When I was still smoking, I wondered about all of these people who had successfully quit already. Did they walk around feeling miserable because they weren’t smoking? I genuinely thought this might be the case if I were to quit for good. Of course, this is not the case. After the initial withdrawal and adjustment period after you quit, you will return to the same baseline of happiness that you had as a smoker–just without the cigarettes. I had thought that smoking 20 cigarettes throughout my day added 20 little packets of “happiness” into my life, and that if I quit smoking, I would not be as happy. How silly this thinking was! Look at your own mental processes and see if you might be playing this mind trick on yourself. Obviously, you will be just as happy–probably a lot more happy–once you successfully quit smoking.
So you want to quit smoking, but at the same time, your mind tells you that you truly enjoy it. Further, your mind probably tells you that you deserve to smoke. So how can you overcome this mental twist and start working towards a quit date? Here is a powerful technique to shatter the idea that you actually enjoy the act of smoking:
Go purchase some Nicotine-Free Cigarettes (The brand name is Quest). Make sure you get Quest Level 3. Those are Nicotine-Free. Smoke a pack of those for the next day and see if you actually like “smoking.” They have all the tar and carcinogens, just no Nicotine, and the effect is like smoking air through a straw. If you try this, you will quickly realize that the actual smoking–the ritual, the taste of the cigarette, watching the smoke, the social aspect–it’s all a bunch of stupid rationalizations. You don’t enjoy any of that. You enjoy putting Nicotine into your body. That’s it. Smoking cigarettes = Using the Drug Nicotine. Nothing more. Don’t romanticize the idea of smoking. You’re just using a drug called Nicotine. If you don’t believe this, go buy a carton of Quest 3 cigarettes. You will quickly come to the realization that you want your old cigarettes back, because the Nicotine-free cigarettes will do nothing for you.

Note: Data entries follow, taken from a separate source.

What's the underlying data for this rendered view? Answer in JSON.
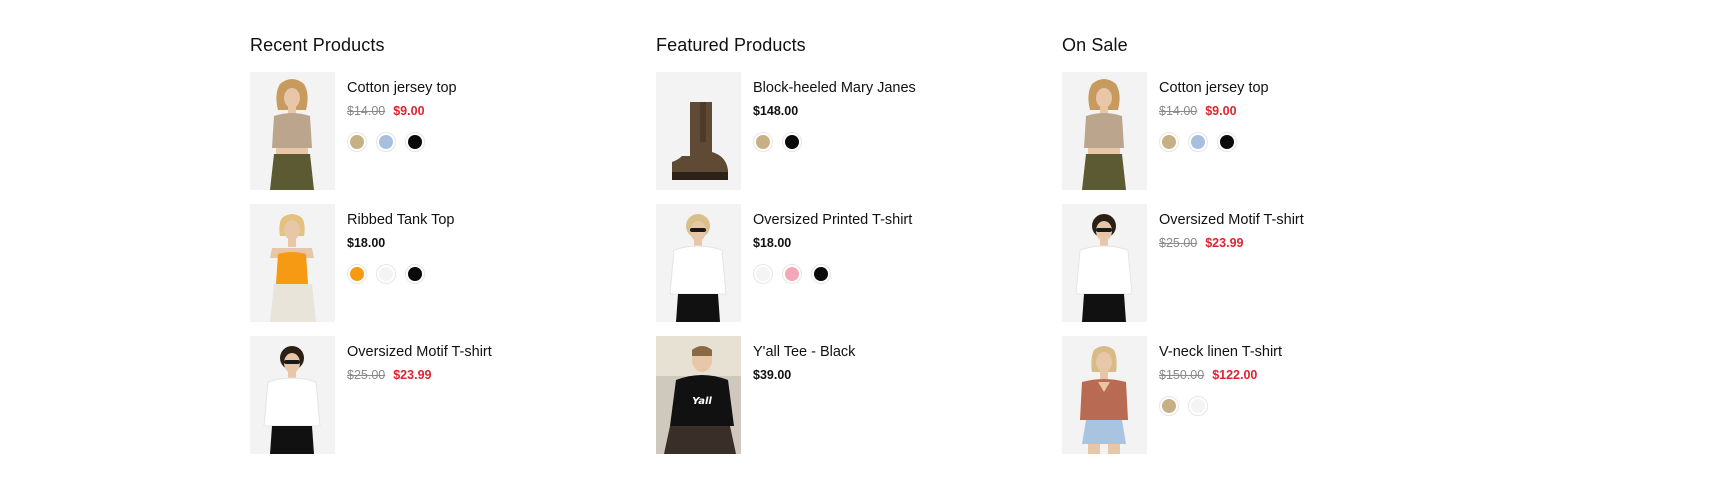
{
  "colors": {
    "sale": "#e0232e",
    "old_price": "#8a8a8a",
    "thumb_bg": "#f3f3f3"
  },
  "columns": [
    {
      "title": "Recent Products",
      "products": [
        {
          "name": "Cotton jersey top",
          "old_price": "$14.00",
          "price": "$9.00",
          "on_sale": true,
          "swatches": [
            "#c8b085",
            "#a9bfde",
            "#0a0a0a"
          ],
          "image": "woman-beige-top"
        },
        {
          "name": "Ribbed Tank Top",
          "old_price": "",
          "price": "$18.00",
          "on_sale": false,
          "swatches": [
            "#f59a12",
            "#f4f4f4",
            "#0a0a0a"
          ],
          "image": "woman-orange-tank"
        },
        {
          "name": "Oversized Motif T-shirt",
          "old_price": "$25.00",
          "price": "$23.99",
          "on_sale": true,
          "swatches": [],
          "image": "woman-white-tee"
        }
      ]
    },
    {
      "title": "Featured Products",
      "products": [
        {
          "name": "Block-heeled Mary Janes",
          "old_price": "",
          "price": "$148.00",
          "on_sale": false,
          "swatches": [
            "#c8b085",
            "#0a0a0a"
          ],
          "image": "brown-boot"
        },
        {
          "name": "Oversized Printed T-shirt",
          "old_price": "",
          "price": "$18.00",
          "on_sale": false,
          "swatches": [
            "#f4f4f4",
            "#f2a8b8",
            "#0a0a0a"
          ],
          "image": "woman-white-tee-sunglasses"
        },
        {
          "name": "Y'all Tee - Black",
          "old_price": "",
          "price": "$39.00",
          "on_sale": false,
          "swatches": [],
          "image": "man-black-tee"
        }
      ]
    },
    {
      "title": "On Sale",
      "products": [
        {
          "name": "Cotton jersey top",
          "old_price": "$14.00",
          "price": "$9.00",
          "on_sale": true,
          "swatches": [
            "#c8b085",
            "#a9bfde",
            "#0a0a0a"
          ],
          "image": "woman-beige-top"
        },
        {
          "name": "Oversized Motif T-shirt",
          "old_price": "$25.00",
          "price": "$23.99",
          "on_sale": true,
          "swatches": [],
          "image": "woman-white-tee"
        },
        {
          "name": "V-neck linen T-shirt",
          "old_price": "$150.00",
          "price": "$122.00",
          "on_sale": true,
          "swatches": [
            "#c8b085",
            "#f4f4f4"
          ],
          "image": "woman-rust-vneck"
        }
      ]
    }
  ]
}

This is of critical importance when it comes time to quit smoking, because you need every defense that you can get against lighting up another cigarette. Train your mind to thoroughly understand that your body is addicted to the drug Nicotine, but you do NOT enjoy the act of smoking.